  • Honest Injun


    Big Government IS big business. Want to change this?

    There was a time in this country when almost nobody outside of DC gave a rat’s patooty what the government was doing. The reason: government was small and it wasn’t bankrupt, and it wasn’t looking for every way imaginable to get into your pocketbook and your life. Those were the days, my friends. And, for the record, that’s how it ought to be.

    Background: A New York congressman (for example) is contacted by a lobbyist. Either he votes for a concession or contract benefiting a company (or union) in Arizona, or they will contribute money to his opponents. He must vote for it, he must spend money for junk that nobody needs or he will be out on his ear. This happens every day of the year. Washington is now controlled by big National Organizations who get a ton of wampum FROM Washington.

    Make it illegal for any candidate to accept contributions, money etc. from any person, company or organization located outside of the jurisdiction which that candidate’s office serves. Simple as that. The only race for which candidates could receive contributions nationally would be the race for POTUS.

    Every congressman (as well as his competition) instantly becomes the servant of what is best for their city, state or district, and no longer is subservient to national bribes (all of which, sooner or later, are paid by taxpayers). Nobody will have much money to spend, so they will have to go to the people they serve and give speeches and have debates.

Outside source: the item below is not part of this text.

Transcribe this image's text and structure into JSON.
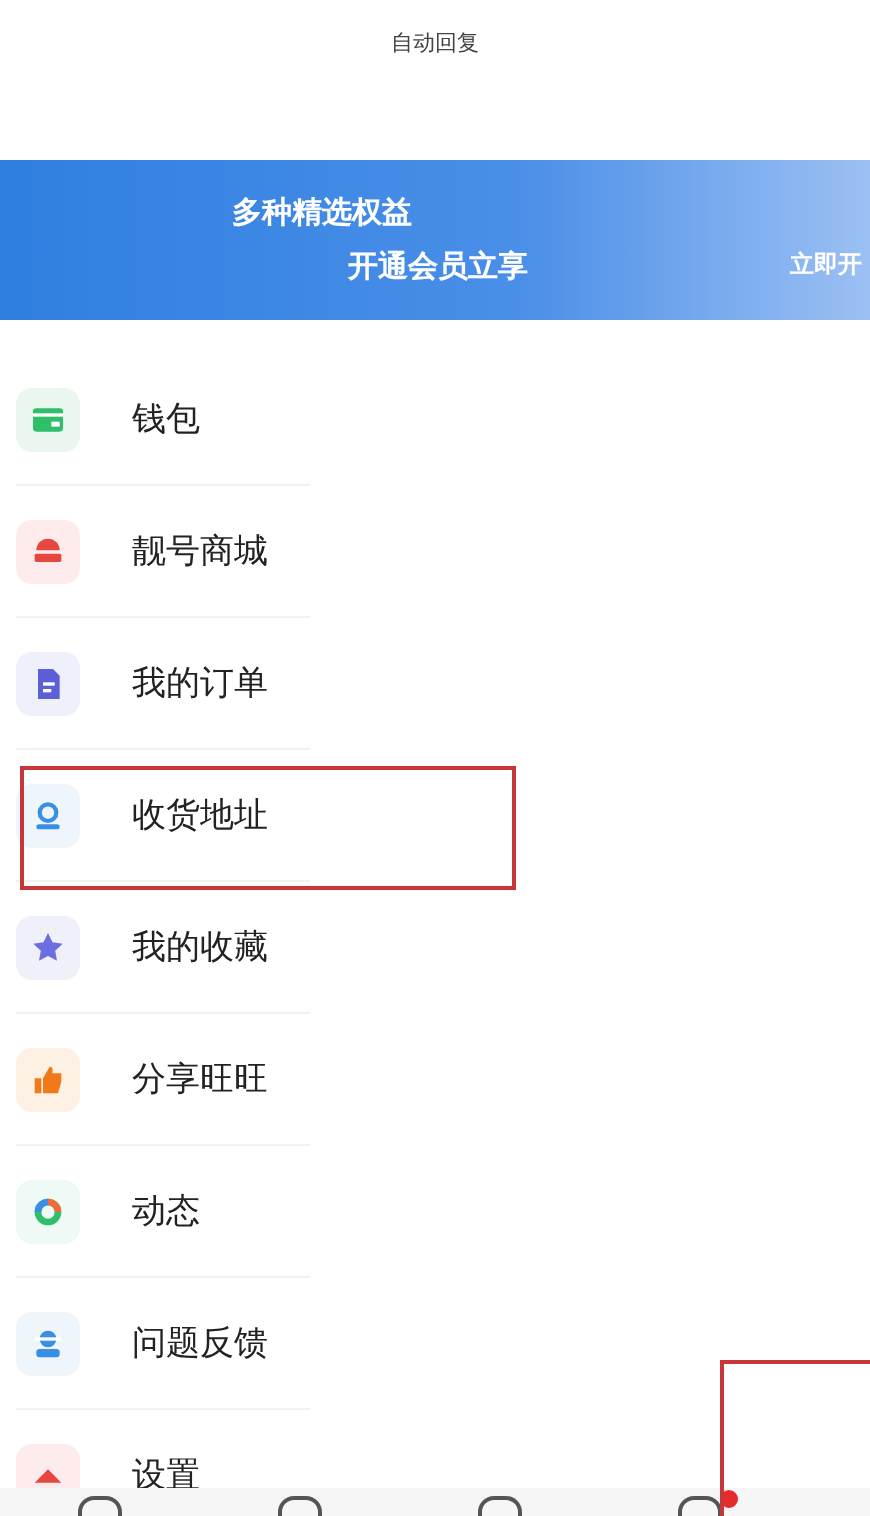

    Of course, the media won’t like it – it will cost them hundreds of billions. Neither will the lobbyists. The Congressmen will like it. They can cut their staffs and avoid some of the pressure to lie and cheat. The government can begin to cut deficits and return these companies and unions to competing for dollars by making a product or service that is competitive. Free and unfettered competion combined with reduced paperwork will create millions of new jobs and make productive millions of citizens who now stand idle.

  • Perm Dude

    Best part of the plan: Coburn gives a big FU to Grover Nordquist. Nordquist’s stranglehold on the willingness of the GOP to think outside the box on our spending problems has to end. Coburn has solid anti-spending cred and I’m glad to see he’s putting forth his own plan.

  • bc3b

    Caesar Rodney Institute of Delaware? lol.